During the actual march, from Hyde Park to Moore Park, it stopped raining. We got heaps of cheers from the crowd and all grew hoarse from cheering and blowing whistles ourselves! It was an amazing experience, although the cardboard signs that we had painted were totally trashed!
From a wet, windy wonderful night, to a fine, laissez-faire, feminist afternoon. My friend AW and I attended ‘The F-Word: an Afternoon of Feminist Debate’ at The Sydney Opera House.
In particular, I wanted to write a summary of Naomi Wolf’s lecture. Wolf, in trying to answer the question of why Feminism is seen as irrelevant by significant proportion of today’s youth, and what are the next steps for Feminism, explored the antecedents to previous Feminist movements.
Firstly, the Victorian Movement, which paints women as fragile victims of their culture, does not entice young people today, as its’ framework does not make room for our current lives, where women are active in the workforce, and more control over their reproductive health. It also does not paint women as having enough agency- we can change within the culture but do not have enough status to change THE culture.
Secondly, the Marxist Movement, is more helpful in terms of providing a framework for working women, but is not able to sit with Western advanced capitalist consumption. Young women of today want a Movement where they don’t have to forsake consumer goods that make their life easier (*dripping sarcasm* I desperately need that IPhone App that tells me when I get my period!!!)
Lastly, the Existentialist Movement, particularly post War French Existentialism of Simone DeBouvoir. Wolf hypothesises that young people today do not connect with the ardent Individualism that Existentialism espouses. Women of today dismiss this theoretical framework because it focusses too much on the self, and does not encapsulate our whole being as daughters, friends, mothers, aunts. This aggressively Individualistic approach is probably what gave birth to the negative stereotypes the media holds today about feminists: Man Hating, Hairy Armpitted crusaders that yell at a man if he offers up his bus seat to her.
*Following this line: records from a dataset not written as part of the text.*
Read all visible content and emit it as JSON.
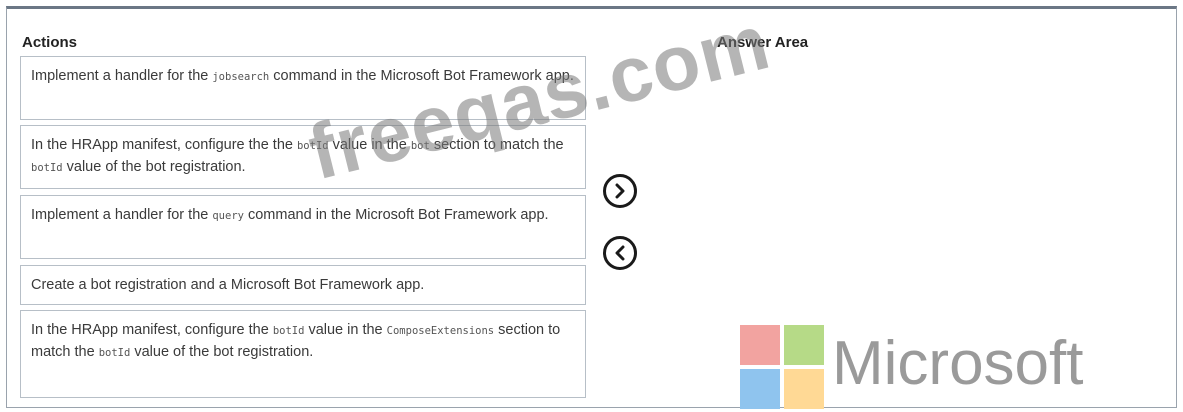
{
  "headers": {
    "actions": "Actions",
    "answer_area": "Answer Area"
  },
  "actions": [
    {
      "parts": [
        {
          "t": "Implement a handler for the ",
          "mono": false
        },
        {
          "t": "jobsearch",
          "mono": true
        },
        {
          "t": " command in the Microsoft Bot Framework app.",
          "mono": false
        }
      ]
    },
    {
      "parts": [
        {
          "t": "In the HRApp manifest, configure the the ",
          "mono": false
        },
        {
          "t": "botId",
          "mono": true
        },
        {
          "t": " value in the ",
          "mono": false
        },
        {
          "t": "bot",
          "mono": true
        },
        {
          "t": " section to match the ",
          "mono": false
        },
        {
          "t": "botId",
          "mono": true
        },
        {
          "t": " value of the bot registration.",
          "mono": false
        }
      ]
    },
    {
      "parts": [
        {
          "t": "Implement a handler for the ",
          "mono": false
        },
        {
          "t": "query",
          "mono": true
        },
        {
          "t": " command in the Microsoft Bot Framework app.",
          "mono": false
        }
      ]
    },
    {
      "parts": [
        {
          "t": "Create a bot registration and a Microsoft Bot Framework app.",
          "mono": false
        }
      ]
    },
    {
      "parts": [
        {
          "t": "In the HRApp manifest, configure the ",
          "mono": false
        },
        {
          "t": "botId",
          "mono": true
        },
        {
          "t": " value in the ",
          "mono": false
        },
        {
          "t": "ComposeExtensions",
          "mono": true
        },
        {
          "t": " section to match the ",
          "mono": false
        },
        {
          "t": "botId",
          "mono": true
        },
        {
          "t": " value of the bot registration.",
          "mono": false
        }
      ]
    }
  ],
  "controls": {
    "move_right_icon": "chevron-right-icon",
    "move_left_icon": "chevron-left-icon"
  },
  "watermark": "freeqas.com",
  "logo": {
    "text": "Microsoft",
    "colors": [
      "#f2a3a0",
      "#b6da87",
      "#8fc4ee",
      "#ffd995"
    ]
  }
}
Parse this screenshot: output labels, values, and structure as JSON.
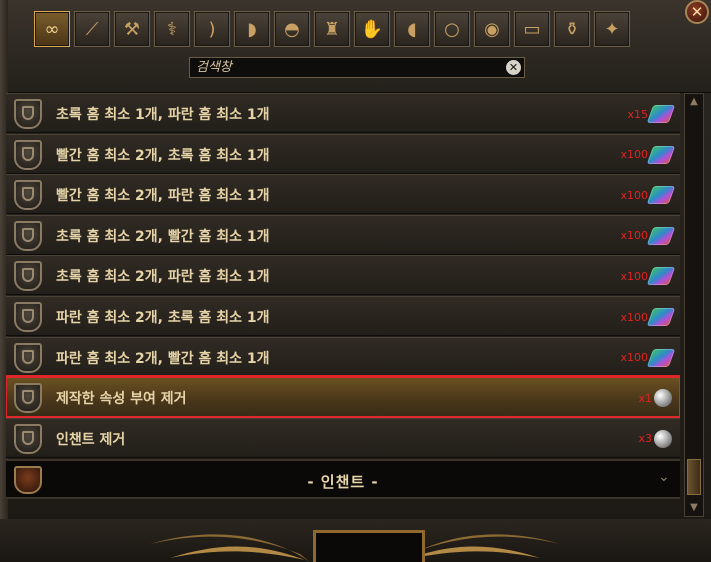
{
  "window": {
    "close_icon": "close-x-icon"
  },
  "tabs": [
    {
      "icon": "infinity-icon",
      "glyph": "∞",
      "active": true
    },
    {
      "icon": "wand-icon",
      "glyph": "⟋",
      "active": false
    },
    {
      "icon": "axe-icon",
      "glyph": "⚒",
      "active": false
    },
    {
      "icon": "claw-icon",
      "glyph": "⚕",
      "active": false
    },
    {
      "icon": "bow-icon",
      "glyph": ")",
      "active": false
    },
    {
      "icon": "shield-icon",
      "glyph": "◗",
      "active": false
    },
    {
      "icon": "helmet-icon",
      "glyph": "◓",
      "active": false
    },
    {
      "icon": "body-armour-icon",
      "glyph": "♜",
      "active": false
    },
    {
      "icon": "gloves-icon",
      "glyph": "✋",
      "active": false
    },
    {
      "icon": "boots-icon",
      "glyph": "◖",
      "active": false
    },
    {
      "icon": "ring-icon",
      "glyph": "○",
      "active": false
    },
    {
      "icon": "amulet-icon",
      "glyph": "◉",
      "active": false
    },
    {
      "icon": "belt-icon",
      "glyph": "▭",
      "active": false
    },
    {
      "icon": "flask-icon",
      "glyph": "⚱",
      "active": false
    },
    {
      "icon": "jewel-icon",
      "glyph": "✦",
      "active": false
    }
  ],
  "search": {
    "placeholder": "검색창",
    "value": "",
    "clear_glyph": "✕"
  },
  "recipes": [
    {
      "label": "초록 홈 최소 1개, 파란 홈 최소 1개",
      "qty": "x15",
      "cost_icon": "chromatic-orb-icon",
      "selected": false
    },
    {
      "label": "빨간 홈 최소 2개, 초록 홈 최소 1개",
      "qty": "x100",
      "cost_icon": "chromatic-orb-icon",
      "selected": false
    },
    {
      "label": "빨간 홈 최소 2개, 파란 홈 최소 1개",
      "qty": "x100",
      "cost_icon": "chromatic-orb-icon",
      "selected": false
    },
    {
      "label": "초록 홈 최소 2개, 빨간 홈 최소 1개",
      "qty": "x100",
      "cost_icon": "chromatic-orb-icon",
      "selected": false
    },
    {
      "label": "초록 홈 최소 2개, 파란 홈 최소 1개",
      "qty": "x100",
      "cost_icon": "chromatic-orb-icon",
      "selected": false
    },
    {
      "label": "파란 홈 최소 2개, 초록 홈 최소 1개",
      "qty": "x100",
      "cost_icon": "chromatic-orb-icon",
      "selected": false
    },
    {
      "label": "파란 홈 최소 2개, 빨간 홈 최소 1개",
      "qty": "x100",
      "cost_icon": "chromatic-orb-icon",
      "selected": false
    },
    {
      "label": "제작한 속성 부여 제거",
      "qty": "x1",
      "cost_icon": "scouring-orb-icon",
      "selected": true
    },
    {
      "label": "인챈트 제거",
      "qty": "x3",
      "cost_icon": "scouring-orb-icon",
      "selected": false
    }
  ],
  "section": {
    "label": "- 인챈트 -",
    "icon": "enchant-icon"
  },
  "colors": {
    "accent": "#d8a74d",
    "selection_outline": "#e0262b",
    "cost_text": "#e32222",
    "row_text": "#e6d4a8"
  }
}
Wolf’s conclusion was that, in order for the Feminist Movement to move forward and out of the stagnant water of which it has been sitting for the past 30 or so years, we need to find another framework. Wolf advocates that the Enlightenment Framework, founded primarily by Mary Wollstonecraft
(see here for more info on Ms Wollstonecraft! http://en.wikipedia.org/wiki/Mary_wollstonecraft
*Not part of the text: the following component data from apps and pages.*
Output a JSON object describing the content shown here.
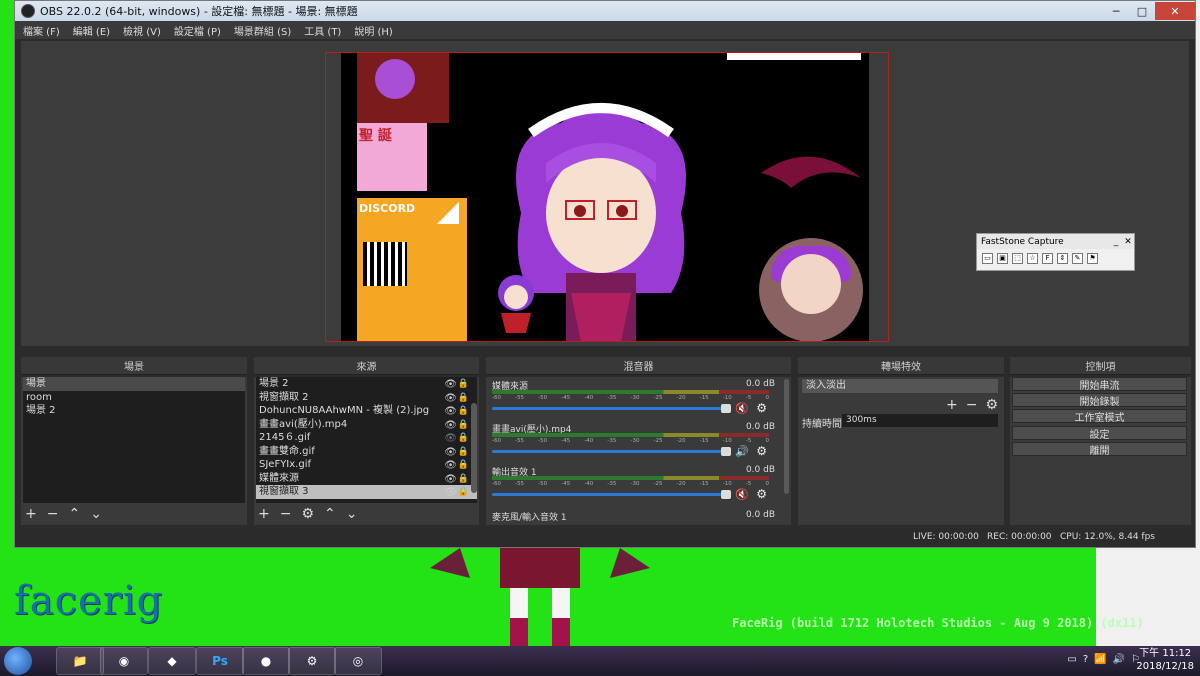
{
  "window": {
    "title": "OBS 22.0.2 (64-bit, windows) - 設定檔: 無標題 - 場景: 無標題",
    "minimize": "─",
    "maximize": "□",
    "close": "✕"
  },
  "menu": [
    "檔案 (F)",
    "編輯 (E)",
    "檢視 (V)",
    "設定檔 (P)",
    "場景群組 (S)",
    "工具 (T)",
    "說明 (H)"
  ],
  "preview": {
    "thumb2_text": "聖\n誕",
    "discord_label": "DISCORD"
  },
  "scenes": {
    "title": "場景",
    "items": [
      "場景",
      "room",
      "場景 2"
    ],
    "selected_index": 0
  },
  "sources": {
    "title": "來源",
    "items": [
      "場景 2",
      "視窗擷取 2",
      "DohuncNU8AAhwMN - 複製 (2).jpg",
      "畫畫avi(壓小).mp4",
      "2145６.gif",
      "畫畫雙命.gif",
      "SJeFYIx.gif",
      "媒體來源",
      "視窗擷取 3"
    ],
    "highlighted_index": 8
  },
  "mixer": {
    "title": "混音器",
    "ticks": [
      "-60",
      "-55",
      "-50",
      "-45",
      "-40",
      "-35",
      "-30",
      "-25",
      "-20",
      "-15",
      "-10",
      "-5",
      "0"
    ],
    "channels": [
      {
        "name": "媒體來源",
        "db": "0.0 dB",
        "muted": true
      },
      {
        "name": "畫畫avi(壓小).mp4",
        "db": "0.0 dB",
        "muted": false
      },
      {
        "name": "輸出音效 1",
        "db": "0.0 dB",
        "muted": true
      },
      {
        "name": "麥克風/輸入音效 1",
        "db": "0.0 dB",
        "muted": false
      }
    ]
  },
  "transitions": {
    "title": "轉場特效",
    "selected": "淡入淡出",
    "duration_label": "持續時間",
    "duration_value": "300ms"
  },
  "controls": {
    "title": "控制項",
    "buttons": [
      "開始串流",
      "開始錄製",
      "工作室模式",
      "設定",
      "離開"
    ]
  },
  "status": {
    "live": "LIVE: 00:00:00",
    "rec": "REC: 00:00:00",
    "cpu": "CPU: 12.0%, 8.44 fps"
  },
  "faststone": {
    "title": "FastStone Capture",
    "min": "_",
    "close": "✕"
  },
  "facerig": {
    "logo": "facerig",
    "build": "FaceRig (build 1712 Holotech Studios - Aug  9 2018) (dx11)"
  },
  "taskbar": {
    "apps": [
      "explorer-icon",
      "chrome-icon",
      "blender-icon",
      "photoshop-icon",
      "obs-icon",
      "steam-icon",
      "facerig-icon"
    ],
    "ps_label": "Ps",
    "clock_ampm_time": "下午 11:12",
    "clock_date": "2018/12/18"
  },
  "colors": {
    "green_screen": "#23e216",
    "obs_bg": "#2b2b2b",
    "preview_border": "#c02020",
    "volume_bar": "#2a7bd6"
  }
}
The Enlightenment framework can be useful, as it is based around human rights, and so can be transferrable across cultures, religions, and political and economic systems. It is about equality of the sexes (remember equality does not equal ‘sameness’- it’s still polite for a man to hold open a heavy door for a woman!). Using a human rights lens, women in Western Countries that feel they’ve achieved “equality” can look to other places in the World and realise there is still work to do. Wolf explained that this will take the now plateaued ‘Western Feminism’ and turn it into a ‘Global Feminist Movement’! Huzzah!
I really enjoyed Wolf’s pieces as she put into words what I’ve always felt but haven’t examined enough to break down and analyse. For those of you who know me, you know I’ve always said I am a Human Rights Advocate in everyday life, and I try and educate my peers about human rights abuses whenever I hear about them. (Ooh, I just had a wonderful thought- I’m going to do some reading and write about Feminism and normalisation theory. Stay tuned people)
Anyway, the point is, it’s been a fantastic weekend. Now if you’ll excuse me, I have to go cough up some glitter I still have in my lungs!